The changes in the law applying to retail leases has been quite significant in recent times.
The term “retail premises” is defined in the Retail Leases Act 2003 (“the Act”) to include “premises that are used, or are to be used, wholly or predominantly for the sale or hire of goods by retail or the retail provision of services”.
Although the definition sounds fairly straightforward, changes in how businesses are conducted has changed significantly in the last decade. Not that long ago, people assumed that the word “premises” meant a place such as a shop (where customers could go to purchase goods), or an office (where, for example, clients could obtain accounting, legal or financial services). In other words, it was assumed that for retail activity to occur there had to be “direct personal interface” interaction between the consumer and the retailer. In this age of online sales of goods, however, formerly held views are changing.
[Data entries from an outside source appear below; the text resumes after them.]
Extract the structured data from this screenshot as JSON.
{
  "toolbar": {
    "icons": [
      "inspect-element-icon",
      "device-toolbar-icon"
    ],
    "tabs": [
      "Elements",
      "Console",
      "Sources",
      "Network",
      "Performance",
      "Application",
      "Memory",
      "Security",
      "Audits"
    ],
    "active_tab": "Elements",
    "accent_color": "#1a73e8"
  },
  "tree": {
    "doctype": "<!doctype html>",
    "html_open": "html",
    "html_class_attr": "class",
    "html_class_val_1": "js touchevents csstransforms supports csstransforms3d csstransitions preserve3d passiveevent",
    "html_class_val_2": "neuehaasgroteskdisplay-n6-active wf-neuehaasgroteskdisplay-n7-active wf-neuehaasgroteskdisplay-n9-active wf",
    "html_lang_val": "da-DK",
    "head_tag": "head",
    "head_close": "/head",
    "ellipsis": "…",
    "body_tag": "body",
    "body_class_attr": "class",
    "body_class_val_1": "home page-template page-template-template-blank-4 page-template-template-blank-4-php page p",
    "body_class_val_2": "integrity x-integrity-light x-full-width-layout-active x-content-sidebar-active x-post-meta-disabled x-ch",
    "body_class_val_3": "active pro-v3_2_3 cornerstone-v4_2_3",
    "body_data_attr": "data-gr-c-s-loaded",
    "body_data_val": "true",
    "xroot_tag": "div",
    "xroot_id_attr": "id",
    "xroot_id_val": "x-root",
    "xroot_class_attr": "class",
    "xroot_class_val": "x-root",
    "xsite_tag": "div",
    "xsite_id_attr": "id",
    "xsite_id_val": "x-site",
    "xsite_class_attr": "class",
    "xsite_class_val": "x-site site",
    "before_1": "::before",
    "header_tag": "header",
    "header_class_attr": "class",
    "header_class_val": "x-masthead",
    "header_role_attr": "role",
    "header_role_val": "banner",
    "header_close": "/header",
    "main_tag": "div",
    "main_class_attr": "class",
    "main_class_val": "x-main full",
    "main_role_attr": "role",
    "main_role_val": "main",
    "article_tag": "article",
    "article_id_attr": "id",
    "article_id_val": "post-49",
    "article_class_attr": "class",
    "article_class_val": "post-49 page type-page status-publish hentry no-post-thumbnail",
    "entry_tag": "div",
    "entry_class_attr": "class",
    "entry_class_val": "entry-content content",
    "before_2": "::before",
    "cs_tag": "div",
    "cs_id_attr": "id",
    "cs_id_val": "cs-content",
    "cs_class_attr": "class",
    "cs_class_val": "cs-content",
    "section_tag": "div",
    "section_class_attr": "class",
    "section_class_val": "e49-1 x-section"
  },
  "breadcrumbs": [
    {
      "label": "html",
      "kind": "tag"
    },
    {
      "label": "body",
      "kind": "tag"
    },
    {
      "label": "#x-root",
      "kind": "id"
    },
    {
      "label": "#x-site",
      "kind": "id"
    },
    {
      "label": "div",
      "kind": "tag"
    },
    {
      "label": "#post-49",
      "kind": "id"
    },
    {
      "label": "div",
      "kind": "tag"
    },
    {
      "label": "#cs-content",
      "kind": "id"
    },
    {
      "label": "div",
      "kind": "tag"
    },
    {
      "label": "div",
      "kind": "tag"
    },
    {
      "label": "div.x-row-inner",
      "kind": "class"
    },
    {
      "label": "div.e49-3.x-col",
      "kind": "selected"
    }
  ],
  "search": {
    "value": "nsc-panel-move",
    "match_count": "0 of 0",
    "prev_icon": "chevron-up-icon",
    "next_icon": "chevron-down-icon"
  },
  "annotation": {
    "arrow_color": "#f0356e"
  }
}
Similarly, the understanding of what constitutes “the sale of services” has been reconsidered in a number of recent VCAT and Supreme Court decisions and has led to the sitting Member in one VCAT decision expressing the view that he could not “conceive of any sale of a service not being retail in nature”. Similar arguments have been presented in the Courts that the same wide interpretation should be applied to the sale of goods. Although, so far, attempts to widen what constitutes “sale of goods” have not gained the same traction as the arguments made in relation to the sale of services, that might change.
What does this mean for landlords and tenants? A lot! Premises that the parties previously thought were outside the operation of the Act might actually be caught and this will be so even if the lease expressly states to the contrary. Some consequences include landlords (1) who have been receiving land tax having to repay the amounts to the tenant; (2) being liable for repairs and expenses previously passed on to the tenant; and (3) being in breach of the Act for failing to provide a Disclosure Statement.
We recommend that landlords and tenants should have their leases reviewed by one of our experienced Property lawyers, to determine their rights and/or obligations.
Accredited Specialist in Commercial Tenancy and Wills & Estates